Items from a dataset:
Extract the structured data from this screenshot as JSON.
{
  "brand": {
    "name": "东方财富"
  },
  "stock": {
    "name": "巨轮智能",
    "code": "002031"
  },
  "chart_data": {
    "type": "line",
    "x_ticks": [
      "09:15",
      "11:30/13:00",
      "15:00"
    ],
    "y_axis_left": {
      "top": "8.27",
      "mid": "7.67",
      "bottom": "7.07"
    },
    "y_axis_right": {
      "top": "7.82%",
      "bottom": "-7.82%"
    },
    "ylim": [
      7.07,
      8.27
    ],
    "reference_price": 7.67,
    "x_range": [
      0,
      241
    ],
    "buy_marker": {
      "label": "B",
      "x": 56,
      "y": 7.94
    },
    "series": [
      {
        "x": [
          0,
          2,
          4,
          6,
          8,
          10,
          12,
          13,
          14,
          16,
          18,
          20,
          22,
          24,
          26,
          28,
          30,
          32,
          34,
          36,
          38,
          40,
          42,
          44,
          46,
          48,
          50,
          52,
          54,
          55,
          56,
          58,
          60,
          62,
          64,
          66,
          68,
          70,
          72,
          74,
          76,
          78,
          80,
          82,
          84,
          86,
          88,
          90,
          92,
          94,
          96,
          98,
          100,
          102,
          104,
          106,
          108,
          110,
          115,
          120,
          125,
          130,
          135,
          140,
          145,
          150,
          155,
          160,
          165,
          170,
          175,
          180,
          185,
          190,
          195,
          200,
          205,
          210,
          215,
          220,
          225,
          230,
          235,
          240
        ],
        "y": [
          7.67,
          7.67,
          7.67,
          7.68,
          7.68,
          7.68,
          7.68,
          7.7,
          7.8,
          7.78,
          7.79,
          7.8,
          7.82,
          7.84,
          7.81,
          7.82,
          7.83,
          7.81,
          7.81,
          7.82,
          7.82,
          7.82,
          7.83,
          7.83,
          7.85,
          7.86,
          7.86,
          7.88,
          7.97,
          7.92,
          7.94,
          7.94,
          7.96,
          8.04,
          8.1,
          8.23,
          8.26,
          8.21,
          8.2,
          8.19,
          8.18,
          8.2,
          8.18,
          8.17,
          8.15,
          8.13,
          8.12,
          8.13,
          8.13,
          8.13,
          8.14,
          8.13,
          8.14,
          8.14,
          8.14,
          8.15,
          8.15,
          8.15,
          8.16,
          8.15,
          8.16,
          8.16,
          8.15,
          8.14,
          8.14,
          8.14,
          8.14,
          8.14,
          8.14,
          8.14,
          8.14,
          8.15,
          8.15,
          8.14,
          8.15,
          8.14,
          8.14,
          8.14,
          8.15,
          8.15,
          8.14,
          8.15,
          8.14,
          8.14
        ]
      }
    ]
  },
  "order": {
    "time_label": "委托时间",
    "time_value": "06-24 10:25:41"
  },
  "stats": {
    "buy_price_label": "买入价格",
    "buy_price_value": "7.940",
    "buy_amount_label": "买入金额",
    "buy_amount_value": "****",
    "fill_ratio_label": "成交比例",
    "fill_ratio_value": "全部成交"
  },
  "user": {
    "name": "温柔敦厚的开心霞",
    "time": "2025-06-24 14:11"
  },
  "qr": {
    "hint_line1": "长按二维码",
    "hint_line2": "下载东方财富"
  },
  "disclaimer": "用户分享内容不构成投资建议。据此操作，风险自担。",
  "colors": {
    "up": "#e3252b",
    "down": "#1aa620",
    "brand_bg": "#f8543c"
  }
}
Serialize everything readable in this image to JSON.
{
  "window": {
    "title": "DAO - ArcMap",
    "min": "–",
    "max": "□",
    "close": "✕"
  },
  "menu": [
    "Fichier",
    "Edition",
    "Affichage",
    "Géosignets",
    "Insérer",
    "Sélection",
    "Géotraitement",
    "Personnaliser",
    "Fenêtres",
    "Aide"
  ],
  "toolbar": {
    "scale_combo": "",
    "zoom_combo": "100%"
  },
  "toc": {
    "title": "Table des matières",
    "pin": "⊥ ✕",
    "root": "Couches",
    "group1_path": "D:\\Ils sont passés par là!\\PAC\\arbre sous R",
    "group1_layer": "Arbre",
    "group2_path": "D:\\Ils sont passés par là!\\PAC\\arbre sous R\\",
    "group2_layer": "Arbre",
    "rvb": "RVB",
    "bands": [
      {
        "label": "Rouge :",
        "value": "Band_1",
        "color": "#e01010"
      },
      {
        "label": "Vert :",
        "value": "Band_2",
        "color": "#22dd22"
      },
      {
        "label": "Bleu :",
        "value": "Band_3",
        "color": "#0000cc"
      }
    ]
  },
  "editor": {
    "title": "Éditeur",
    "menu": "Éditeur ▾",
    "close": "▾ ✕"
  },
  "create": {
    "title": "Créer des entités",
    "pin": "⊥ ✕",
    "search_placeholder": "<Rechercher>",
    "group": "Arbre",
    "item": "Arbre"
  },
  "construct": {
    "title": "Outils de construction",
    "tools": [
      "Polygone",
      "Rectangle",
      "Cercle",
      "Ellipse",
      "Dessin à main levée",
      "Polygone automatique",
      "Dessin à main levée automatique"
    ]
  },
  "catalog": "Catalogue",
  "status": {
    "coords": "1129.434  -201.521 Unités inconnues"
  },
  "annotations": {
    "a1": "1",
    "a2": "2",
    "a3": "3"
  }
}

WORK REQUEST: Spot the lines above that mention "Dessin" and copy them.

RESPONSE TO THE TASK:
      "Dessin à main levée",
      "Dessin à main levée automatique"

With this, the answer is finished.